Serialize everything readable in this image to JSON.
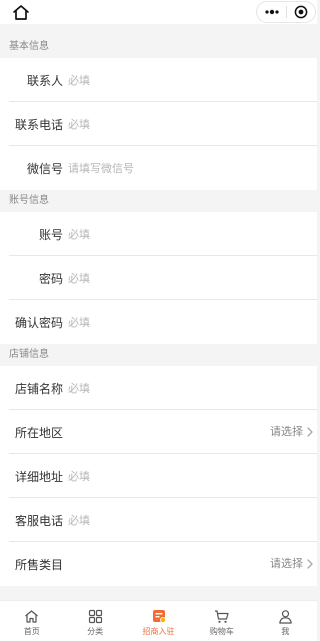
{
  "sections": [
    {
      "title": "基本信息",
      "rows": [
        {
          "label": "联系人",
          "placeholder": "必填"
        },
        {
          "label": "联系电话",
          "placeholder": "必填"
        },
        {
          "label": "微信号",
          "placeholder": "请填写微信号"
        }
      ]
    },
    {
      "title": "账号信息",
      "rows": [
        {
          "label": "账号",
          "placeholder": "必填"
        },
        {
          "label": "密码",
          "placeholder": "必填"
        },
        {
          "label": "确认密码",
          "placeholder": "必填"
        }
      ]
    },
    {
      "title": "店铺信息",
      "rows": [
        {
          "label": "店铺名称",
          "placeholder": "必填"
        },
        {
          "label": "所在地区",
          "picker": "请选择"
        },
        {
          "label": "详细地址",
          "placeholder": "必填"
        },
        {
          "label": "客服电话",
          "placeholder": "必填"
        },
        {
          "label": "所售类目",
          "picker": "请选择"
        }
      ]
    }
  ],
  "tabbar": {
    "items": [
      {
        "label": "首页",
        "icon": "home-icon"
      },
      {
        "label": "分类",
        "icon": "category-icon"
      },
      {
        "label": "招商入驻",
        "icon": "merchant-icon",
        "active": true
      },
      {
        "label": "购物车",
        "icon": "cart-icon"
      },
      {
        "label": "我",
        "icon": "user-icon"
      }
    ],
    "active_color": "#f26a36"
  },
  "colors": {
    "background": "#f4f4f4",
    "section_text": "#888888",
    "placeholder": "#b6b6b6"
  }
}
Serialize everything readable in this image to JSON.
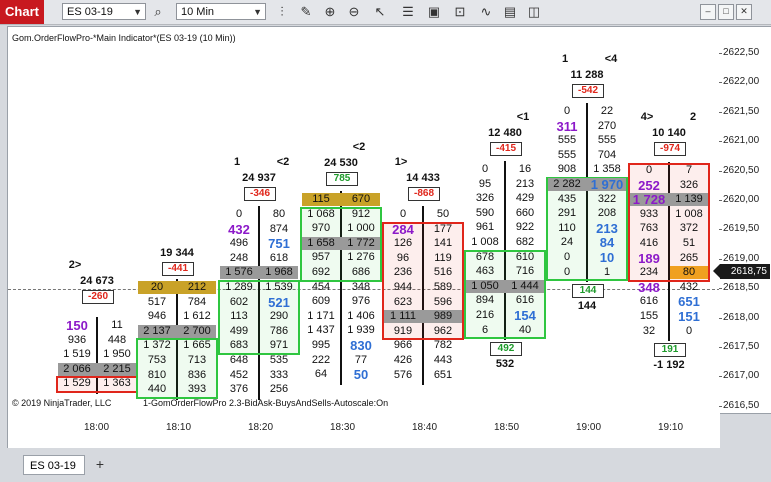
{
  "window": {
    "title": "Chart",
    "instrument": "ES 03-19",
    "interval": "10 Min"
  },
  "toolbar_icons": [
    "search-icon",
    "bar-style-icon",
    "pencil-icon",
    "zoom-in-icon",
    "zoom-out-icon",
    "pointer-icon",
    "properties-icon",
    "strategies-icon",
    "chart-trader-icon",
    "indicators-icon",
    "data-box-icon",
    "snapshot-icon"
  ],
  "indicator_label": "Gom.OrderFlowPro-*Main Indicator*(ES 03-19 (10 Min))",
  "copyright": "© 2019 NinjaTrader, LLC",
  "settings_label": "1-GomOrderFlowPro 2.3-BidAsk-BuysAndSells-Autoscale:On",
  "price_axis": [
    "2622,50",
    "2622,00",
    "2621,50",
    "2621,00",
    "2620,50",
    "2620,00",
    "2619,50",
    "2619,00",
    "2618,50",
    "2618,00",
    "2617,50",
    "2617,00",
    "2616,50"
  ],
  "last_price": "2618,75",
  "time_axis": [
    "18:00",
    "18:10",
    "18:20",
    "18:30",
    "18:40",
    "18:50",
    "19:00",
    "19:10"
  ],
  "tab": {
    "label": "ES 03-19",
    "add": "+"
  },
  "bars": [
    {
      "label": "2>",
      "volume": "24 673",
      "delta": "-260",
      "rows": [
        [
          "150",
          "11"
        ],
        [
          "936",
          "448"
        ],
        [
          "1 519",
          "1 950"
        ],
        [
          "2 066",
          "2 215"
        ],
        [
          "1 529",
          "1 363"
        ]
      ]
    },
    {
      "label": "",
      "volume": "19 344",
      "delta": "-441",
      "rows": [
        [
          "20",
          "212"
        ],
        [
          "517",
          "784"
        ],
        [
          "946",
          "1 612"
        ],
        [
          "2 137",
          "2 700"
        ],
        [
          "1 372",
          "1 665"
        ],
        [
          "753",
          "713"
        ],
        [
          "810",
          "836"
        ],
        [
          "440",
          "393"
        ]
      ]
    },
    {
      "label": "1",
      "label2": "<2",
      "volume": "24 937",
      "delta": "-346",
      "rows": [
        [
          "0",
          "80"
        ],
        [
          "432",
          "874"
        ],
        [
          "496",
          "751"
        ],
        [
          "248",
          "618"
        ],
        [
          "1 576",
          "1 968"
        ],
        [
          "1 289",
          "1 539"
        ],
        [
          "602",
          "521"
        ],
        [
          "113",
          "290"
        ],
        [
          "499",
          "786"
        ],
        [
          "683",
          "971"
        ],
        [
          "648",
          "535"
        ],
        [
          "452",
          "333"
        ],
        [
          "376",
          "256"
        ]
      ]
    },
    {
      "label": "<2",
      "volume": "24 530",
      "delta": "785",
      "rows": [
        [
          "115",
          "670"
        ],
        [
          "1 068",
          "912"
        ],
        [
          "970",
          "1 000"
        ],
        [
          "1 658",
          "1 772"
        ],
        [
          "957",
          "1 276"
        ],
        [
          "692",
          "686"
        ],
        [
          "454",
          "348"
        ],
        [
          "609",
          "976"
        ],
        [
          "1 171",
          "1 406"
        ],
        [
          "1 437",
          "1 939"
        ],
        [
          "995",
          "830"
        ],
        [
          "222",
          "77"
        ],
        [
          "64",
          "50"
        ]
      ]
    },
    {
      "label": "1>",
      "volume": "14 433",
      "delta": "-868",
      "rows": [
        [
          "0",
          "50"
        ],
        [
          "284",
          "177"
        ],
        [
          "126",
          "141"
        ],
        [
          "96",
          "119"
        ],
        [
          "236",
          "516"
        ],
        [
          "944",
          "589"
        ],
        [
          "623",
          "596"
        ],
        [
          "1 111",
          "989"
        ],
        [
          "919",
          "962"
        ],
        [
          "966",
          "782"
        ],
        [
          "426",
          "443"
        ],
        [
          "576",
          "651"
        ]
      ]
    },
    {
      "label": "<1",
      "volume": "12 480",
      "delta": "-415",
      "rows": [
        [
          "0",
          "16"
        ],
        [
          "95",
          "213"
        ],
        [
          "326",
          "429"
        ],
        [
          "590",
          "660"
        ],
        [
          "961",
          "922"
        ],
        [
          "1 008",
          "682"
        ],
        [
          "678",
          "610"
        ],
        [
          "463",
          "716"
        ],
        [
          "1 050",
          "1 444"
        ],
        [
          "894",
          "616"
        ],
        [
          "216",
          "154"
        ],
        [
          "6",
          "40"
        ]
      ],
      "delta_below": "492",
      "delta_below2": "532"
    },
    {
      "label": "1",
      "label2": "<4",
      "volume": "11 288",
      "delta": "-542",
      "rows": [
        [
          "0",
          "22"
        ],
        [
          "311",
          "270"
        ],
        [
          "555",
          "555"
        ],
        [
          "555",
          "704"
        ],
        [
          "908",
          "1 358"
        ],
        [
          "2 282",
          "1 970"
        ],
        [
          "435",
          "322"
        ],
        [
          "291",
          "208"
        ],
        [
          "110",
          "213"
        ],
        [
          "24",
          "84"
        ],
        [
          "0",
          "10"
        ],
        [
          "0",
          "1"
        ]
      ],
      "delta_below": "144",
      "delta_below2": "144"
    },
    {
      "label": "4>",
      "label2": "2",
      "volume": "10 140",
      "delta": "-974",
      "rows": [
        [
          "0",
          "7"
        ],
        [
          "252",
          "326"
        ],
        [
          "1 728",
          "1 139"
        ],
        [
          "933",
          "1 008"
        ],
        [
          "763",
          "372"
        ],
        [
          "416",
          "51"
        ],
        [
          "189",
          "265"
        ],
        [
          "234",
          "80"
        ],
        [
          "348",
          "432"
        ],
        [
          "616",
          "651"
        ],
        [
          "155",
          "151"
        ],
        [
          "32",
          "0"
        ]
      ],
      "delta_below": "191",
      "delta_below2": "-1 192"
    }
  ]
}
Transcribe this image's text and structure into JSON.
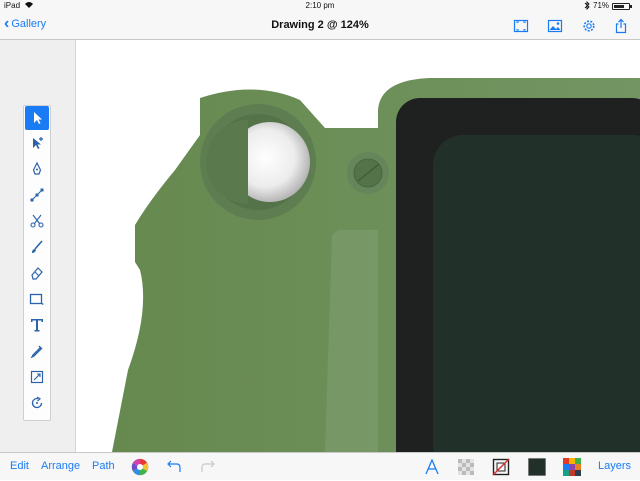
{
  "status_bar": {
    "device": "iPad",
    "time": "2:10 pm",
    "battery_text": "71%",
    "battery_level": 0.71
  },
  "nav": {
    "back_label": "Gallery",
    "title": "Drawing 2 @ 124%",
    "icons": [
      "fit-to-screen-icon",
      "image-icon",
      "gear-icon",
      "share-icon"
    ]
  },
  "tools": [
    {
      "name": "select-tool",
      "active": true
    },
    {
      "name": "subselect-tool",
      "active": false
    },
    {
      "name": "pen-tool",
      "active": false
    },
    {
      "name": "node-tool",
      "active": false
    },
    {
      "name": "scissors-tool",
      "active": false
    },
    {
      "name": "brush-tool",
      "active": false
    },
    {
      "name": "eraser-tool",
      "active": false
    },
    {
      "name": "shape-tool",
      "active": false
    },
    {
      "name": "text-tool",
      "active": false
    },
    {
      "name": "eyedropper-tool",
      "active": false
    },
    {
      "name": "transform-tool",
      "active": false
    },
    {
      "name": "rotate-tool",
      "active": false
    }
  ],
  "bottom_bar": {
    "edit_label": "Edit",
    "arrange_label": "Arrange",
    "path_label": "Path",
    "layers_label": "Layers",
    "fill_color": "#22302a"
  },
  "colors": {
    "accent": "#1a7cf5",
    "body_green": "#6c8f5a",
    "dark_green": "#4f6e46",
    "screen_black": "#1f2121",
    "screen_green": "#22302a"
  }
}
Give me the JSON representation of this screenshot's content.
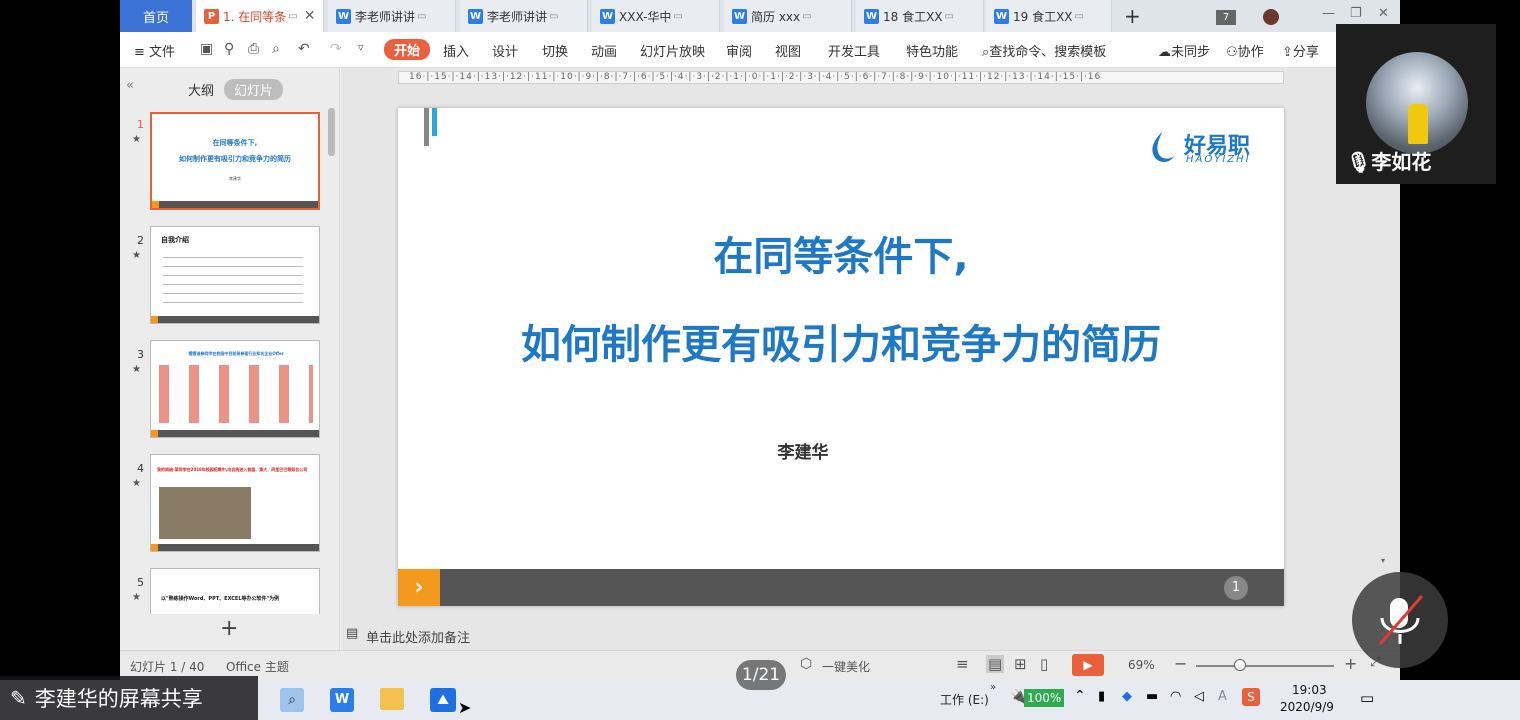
{
  "tabs": {
    "home": "首页",
    "docs": [
      {
        "label": "1. 在同等条",
        "type": "P"
      },
      {
        "label": "李老师讲讲",
        "type": "W"
      },
      {
        "label": "李老师讲讲",
        "type": "W"
      },
      {
        "label": "XXX-华中",
        "type": "W"
      },
      {
        "label": "简历  xxx",
        "type": "W"
      },
      {
        "label": "18 食工XX",
        "type": "W"
      },
      {
        "label": "19 食工XX",
        "type": "W"
      }
    ],
    "count_badge": "7"
  },
  "menu": {
    "file": "≡ 文件",
    "items": [
      "开始",
      "插入",
      "设计",
      "切换",
      "动画",
      "幻灯片放映",
      "审阅",
      "视图",
      "开发工具",
      "特色功能"
    ],
    "search": "查找命令、搜索模板",
    "sync": "未同步",
    "collab": "协作",
    "share": "分享"
  },
  "panel": {
    "collapse": "«",
    "tab_outline": "大纲",
    "tab_slides": "幻灯片",
    "add": "+",
    "thumbs": [
      {
        "num": "1",
        "line1": "在同等条件下,",
        "line2": "如何制作更有吸引力和竞争力的简历",
        "line3": "李建华"
      },
      {
        "num": "2",
        "heading": "自我介绍"
      },
      {
        "num": "3",
        "heading": "摆摆谁参同学在校园中目前录参面行业知名企业Offer"
      },
      {
        "num": "4",
        "heading": "我的网络-某同学在2018年校园招聘中,均自统进入首届、第大、阿里巴巴等知名公司"
      },
      {
        "num": "5",
        "heading": "以\"熟练操作Word、PPT、EXCEL等办公软件\"为例"
      }
    ]
  },
  "ruler": "16·|·15·|·14·|·13·|·12·|·11·|·10·|·9·|·8·|·7·|·6·|·5·|·4·|·3·|·2·|·1·|·0·|·1·|·2·|·3·|·4·|·5·|·6·|·7·|·8·|·9·|·10·|·11·|·12·|·13·|·14·|·15·|·16",
  "slide": {
    "logo_cn": "好易职",
    "logo_en": "HAOYIZHI",
    "title_line1": "在同等条件下,",
    "title_line2": "如何制作更有吸引力和竞争力的简历",
    "author": "李建华",
    "page": "1"
  },
  "notes_placeholder": "单击此处添加备注",
  "status": {
    "slide_count": "幻灯片 1 / 40",
    "theme": "Office 主题",
    "beautify": "一键美化",
    "zoom": "69%"
  },
  "page_indicator": "1/21",
  "share_label": "李建华的屏幕共享",
  "video": {
    "name": "李如花"
  },
  "taskbar": {
    "workspace": "工作 (E:)",
    "battery": "100%",
    "time": "19:03",
    "date": "2020/9/9"
  },
  "colors": {
    "accent": "#e8603c",
    "title": "#1e78c3",
    "orange": "#f39a1e"
  }
}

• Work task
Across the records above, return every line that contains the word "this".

• Exercise output
Serialize everything readable in this image to JSON.
Serialize everything readable in this image to JSON.
Transcribe this image's text and structure into JSON.
Give me the JSON representation of this screenshot's content.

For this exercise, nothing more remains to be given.